■ Task data
════════
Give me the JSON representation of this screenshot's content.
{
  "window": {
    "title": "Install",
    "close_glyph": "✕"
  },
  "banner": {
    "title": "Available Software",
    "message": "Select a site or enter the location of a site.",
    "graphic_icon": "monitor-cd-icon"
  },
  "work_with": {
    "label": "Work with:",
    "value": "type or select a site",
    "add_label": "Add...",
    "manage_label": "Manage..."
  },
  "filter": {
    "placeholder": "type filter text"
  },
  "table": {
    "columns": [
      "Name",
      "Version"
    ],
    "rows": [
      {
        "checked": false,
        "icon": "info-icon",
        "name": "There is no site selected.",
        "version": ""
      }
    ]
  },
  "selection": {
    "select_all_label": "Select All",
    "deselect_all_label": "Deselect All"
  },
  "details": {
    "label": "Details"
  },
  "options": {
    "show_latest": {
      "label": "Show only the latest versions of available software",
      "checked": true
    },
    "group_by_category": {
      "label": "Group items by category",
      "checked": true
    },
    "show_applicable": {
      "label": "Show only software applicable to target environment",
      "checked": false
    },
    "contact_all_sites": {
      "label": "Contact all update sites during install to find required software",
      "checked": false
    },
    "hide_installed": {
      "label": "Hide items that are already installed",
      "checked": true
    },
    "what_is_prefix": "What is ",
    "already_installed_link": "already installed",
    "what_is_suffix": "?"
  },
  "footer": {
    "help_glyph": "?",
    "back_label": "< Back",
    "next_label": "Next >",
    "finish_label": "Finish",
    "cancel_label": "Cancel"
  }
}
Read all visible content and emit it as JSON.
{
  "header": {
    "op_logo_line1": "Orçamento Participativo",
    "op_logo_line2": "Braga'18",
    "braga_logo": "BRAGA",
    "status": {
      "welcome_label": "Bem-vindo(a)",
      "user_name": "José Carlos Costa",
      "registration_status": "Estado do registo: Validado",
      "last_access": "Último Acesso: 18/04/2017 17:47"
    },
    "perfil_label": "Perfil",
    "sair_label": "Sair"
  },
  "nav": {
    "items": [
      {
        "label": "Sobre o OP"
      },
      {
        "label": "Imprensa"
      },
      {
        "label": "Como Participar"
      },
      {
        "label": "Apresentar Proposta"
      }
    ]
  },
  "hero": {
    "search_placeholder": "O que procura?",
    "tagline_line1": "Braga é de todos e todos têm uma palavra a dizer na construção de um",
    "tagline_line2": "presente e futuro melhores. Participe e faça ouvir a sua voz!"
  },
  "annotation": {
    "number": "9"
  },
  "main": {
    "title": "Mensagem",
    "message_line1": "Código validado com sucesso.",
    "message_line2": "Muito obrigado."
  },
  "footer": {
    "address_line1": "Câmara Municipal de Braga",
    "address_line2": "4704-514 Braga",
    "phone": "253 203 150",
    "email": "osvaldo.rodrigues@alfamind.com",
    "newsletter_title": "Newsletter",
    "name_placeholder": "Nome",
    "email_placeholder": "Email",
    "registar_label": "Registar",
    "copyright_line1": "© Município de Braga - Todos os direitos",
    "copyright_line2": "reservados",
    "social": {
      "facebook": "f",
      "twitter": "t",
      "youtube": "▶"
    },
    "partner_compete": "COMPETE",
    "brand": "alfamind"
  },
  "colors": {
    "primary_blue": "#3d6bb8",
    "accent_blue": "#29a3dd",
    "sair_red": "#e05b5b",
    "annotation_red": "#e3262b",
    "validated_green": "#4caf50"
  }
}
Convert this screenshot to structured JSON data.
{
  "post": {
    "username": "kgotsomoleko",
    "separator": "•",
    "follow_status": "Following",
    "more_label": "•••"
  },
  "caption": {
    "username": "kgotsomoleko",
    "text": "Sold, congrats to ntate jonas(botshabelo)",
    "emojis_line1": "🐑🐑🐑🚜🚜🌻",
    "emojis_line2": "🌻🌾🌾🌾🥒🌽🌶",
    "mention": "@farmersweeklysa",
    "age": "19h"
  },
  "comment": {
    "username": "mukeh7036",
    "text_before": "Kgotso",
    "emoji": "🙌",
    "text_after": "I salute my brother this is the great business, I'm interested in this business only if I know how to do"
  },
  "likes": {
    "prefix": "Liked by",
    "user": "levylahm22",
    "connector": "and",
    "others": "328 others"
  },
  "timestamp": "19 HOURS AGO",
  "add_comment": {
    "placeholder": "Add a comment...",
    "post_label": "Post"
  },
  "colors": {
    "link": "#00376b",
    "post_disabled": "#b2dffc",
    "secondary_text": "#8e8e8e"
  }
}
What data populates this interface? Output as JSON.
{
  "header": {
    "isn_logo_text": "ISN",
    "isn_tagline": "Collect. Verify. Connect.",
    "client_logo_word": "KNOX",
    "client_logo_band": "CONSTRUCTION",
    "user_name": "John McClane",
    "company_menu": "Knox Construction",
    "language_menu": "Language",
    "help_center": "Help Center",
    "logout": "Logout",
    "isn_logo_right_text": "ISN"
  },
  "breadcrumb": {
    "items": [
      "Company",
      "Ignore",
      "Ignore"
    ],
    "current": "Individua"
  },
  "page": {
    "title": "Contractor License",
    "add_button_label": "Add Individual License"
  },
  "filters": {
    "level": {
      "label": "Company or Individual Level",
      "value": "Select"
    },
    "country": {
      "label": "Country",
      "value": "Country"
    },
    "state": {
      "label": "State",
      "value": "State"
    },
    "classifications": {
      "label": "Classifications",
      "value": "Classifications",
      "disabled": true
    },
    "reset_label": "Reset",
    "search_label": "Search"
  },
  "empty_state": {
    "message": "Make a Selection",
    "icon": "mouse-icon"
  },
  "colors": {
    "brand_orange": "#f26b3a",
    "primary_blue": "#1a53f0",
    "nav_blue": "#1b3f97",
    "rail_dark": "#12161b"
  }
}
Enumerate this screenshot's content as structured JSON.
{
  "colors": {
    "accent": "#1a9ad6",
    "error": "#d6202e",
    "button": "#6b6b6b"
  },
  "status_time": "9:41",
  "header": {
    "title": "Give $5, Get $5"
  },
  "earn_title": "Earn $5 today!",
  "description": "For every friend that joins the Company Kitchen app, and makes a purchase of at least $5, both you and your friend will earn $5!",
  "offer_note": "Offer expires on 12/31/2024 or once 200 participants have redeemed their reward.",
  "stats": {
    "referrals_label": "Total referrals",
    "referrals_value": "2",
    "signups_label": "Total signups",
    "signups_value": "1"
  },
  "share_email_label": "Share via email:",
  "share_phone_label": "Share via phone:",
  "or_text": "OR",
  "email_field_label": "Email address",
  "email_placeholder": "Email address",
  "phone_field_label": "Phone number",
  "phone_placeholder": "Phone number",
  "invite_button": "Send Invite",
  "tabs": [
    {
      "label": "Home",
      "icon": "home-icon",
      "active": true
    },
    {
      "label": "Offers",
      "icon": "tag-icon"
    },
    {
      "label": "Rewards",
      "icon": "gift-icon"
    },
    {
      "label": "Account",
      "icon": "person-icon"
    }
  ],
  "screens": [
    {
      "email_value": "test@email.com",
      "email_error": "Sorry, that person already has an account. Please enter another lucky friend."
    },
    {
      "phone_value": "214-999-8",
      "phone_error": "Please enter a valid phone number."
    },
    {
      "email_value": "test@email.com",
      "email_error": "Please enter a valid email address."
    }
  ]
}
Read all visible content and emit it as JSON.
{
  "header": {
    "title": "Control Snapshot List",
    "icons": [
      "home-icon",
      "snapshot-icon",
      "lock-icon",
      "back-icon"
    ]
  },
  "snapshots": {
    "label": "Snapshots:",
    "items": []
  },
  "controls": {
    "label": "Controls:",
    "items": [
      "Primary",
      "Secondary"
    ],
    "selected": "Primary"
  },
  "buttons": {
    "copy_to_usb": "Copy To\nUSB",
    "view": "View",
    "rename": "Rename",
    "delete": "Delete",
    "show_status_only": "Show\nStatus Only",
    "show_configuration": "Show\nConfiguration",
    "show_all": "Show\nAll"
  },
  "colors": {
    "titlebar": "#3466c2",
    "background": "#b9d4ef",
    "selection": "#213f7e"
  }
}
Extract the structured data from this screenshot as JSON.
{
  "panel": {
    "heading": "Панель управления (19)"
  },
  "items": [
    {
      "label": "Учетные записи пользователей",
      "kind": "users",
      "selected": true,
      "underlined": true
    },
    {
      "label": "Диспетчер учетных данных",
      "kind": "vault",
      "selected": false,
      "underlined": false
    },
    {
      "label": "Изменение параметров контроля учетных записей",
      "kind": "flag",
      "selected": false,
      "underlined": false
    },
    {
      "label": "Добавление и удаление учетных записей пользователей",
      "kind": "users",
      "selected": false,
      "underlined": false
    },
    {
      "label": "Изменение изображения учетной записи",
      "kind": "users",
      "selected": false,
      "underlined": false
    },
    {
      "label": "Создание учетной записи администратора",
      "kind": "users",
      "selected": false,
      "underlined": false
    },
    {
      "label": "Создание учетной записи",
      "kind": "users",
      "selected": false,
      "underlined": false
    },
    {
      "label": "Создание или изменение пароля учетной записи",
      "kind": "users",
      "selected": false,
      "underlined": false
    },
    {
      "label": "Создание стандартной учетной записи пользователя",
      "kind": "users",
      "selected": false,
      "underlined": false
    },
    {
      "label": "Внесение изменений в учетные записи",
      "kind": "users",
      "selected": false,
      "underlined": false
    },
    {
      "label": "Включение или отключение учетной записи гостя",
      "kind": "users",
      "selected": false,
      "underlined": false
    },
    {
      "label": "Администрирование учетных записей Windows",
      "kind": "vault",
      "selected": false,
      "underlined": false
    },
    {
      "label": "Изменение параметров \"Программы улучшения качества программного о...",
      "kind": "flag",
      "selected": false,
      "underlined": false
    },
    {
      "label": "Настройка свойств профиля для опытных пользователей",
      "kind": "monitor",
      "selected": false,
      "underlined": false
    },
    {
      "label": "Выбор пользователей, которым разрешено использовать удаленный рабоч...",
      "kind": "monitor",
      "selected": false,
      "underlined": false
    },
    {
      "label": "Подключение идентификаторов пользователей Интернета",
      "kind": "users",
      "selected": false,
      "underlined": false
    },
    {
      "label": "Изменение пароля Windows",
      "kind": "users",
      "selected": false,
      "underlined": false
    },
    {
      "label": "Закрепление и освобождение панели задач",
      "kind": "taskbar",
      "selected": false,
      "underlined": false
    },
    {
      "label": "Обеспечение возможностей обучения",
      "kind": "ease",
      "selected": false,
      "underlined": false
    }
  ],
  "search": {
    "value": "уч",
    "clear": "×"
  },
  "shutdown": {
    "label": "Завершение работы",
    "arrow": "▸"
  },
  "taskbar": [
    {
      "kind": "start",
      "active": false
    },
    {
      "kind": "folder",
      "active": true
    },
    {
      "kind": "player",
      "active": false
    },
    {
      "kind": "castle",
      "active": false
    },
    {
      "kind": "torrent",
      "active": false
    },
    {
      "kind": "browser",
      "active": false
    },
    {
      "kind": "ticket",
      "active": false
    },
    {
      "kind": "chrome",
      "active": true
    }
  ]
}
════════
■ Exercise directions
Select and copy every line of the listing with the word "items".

■ Output below
      "label": "Group items by category",
      "label": "Hide items that are already installed",
    "items": [
    "items": [
    "items": []
    "items": [
  "items": [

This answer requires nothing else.